- Launch an e-book imprint: The NYT released an e-book about the WikiLeaks saga earlier this year, but it shouldn’t just be dipping its toes into this area. As other newspapers have shown, e-books based on news events can be popular — even when they are based on work the paper has already published — and the NYT could easily have a dozen or more by now, around every major news story from Iraq to Japan. They would sell, and other authors would want to be part of it.
- Buy something like Flipboard: What could the NYT buy that would make a difference to the company in the same way that About.com did when it was acquired for $410 million back in 2005? Flipboard fits the bill: It would be expensive, since its last round of funding valued the company at about $200 million, but the Times could learn a lot from the platform — in the same way that CNN is trying to learn from Zite, which it acquired earlier this year. Like About.com in its day, Flipboard is part of a sea change in the way that people consume information.

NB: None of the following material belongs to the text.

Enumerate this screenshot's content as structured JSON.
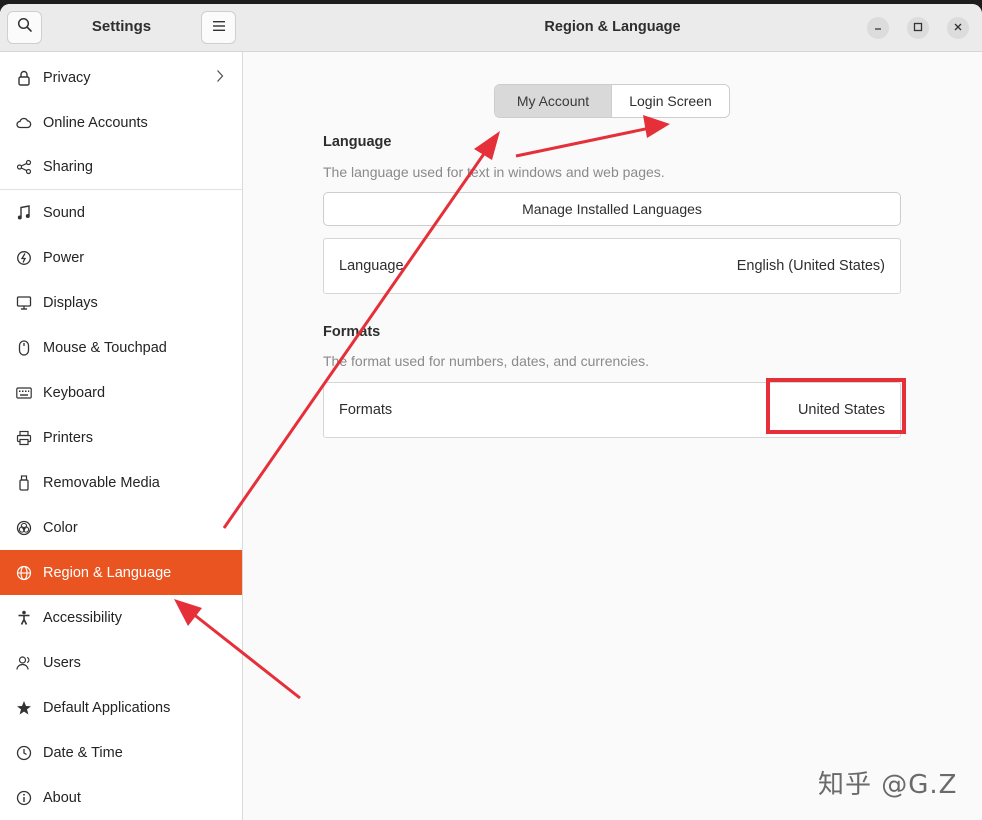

According to some reports, including one from the paper itself, the New York Times is considering looking outside the newspaper for its new CEO, and may choose someone from the digital technology field rather than a traditional newspaper executive. That could be the beginning of some fresh thinking for the paper — and it could certainly use some, as media strategist Ken Doctor notes in a post of his own on the NYT’s future. Whether the choices a new CEO makes include any of my suggestions remains to be seen, but I hope so. I won’t even ask for any reimbursement, just a little credit :-)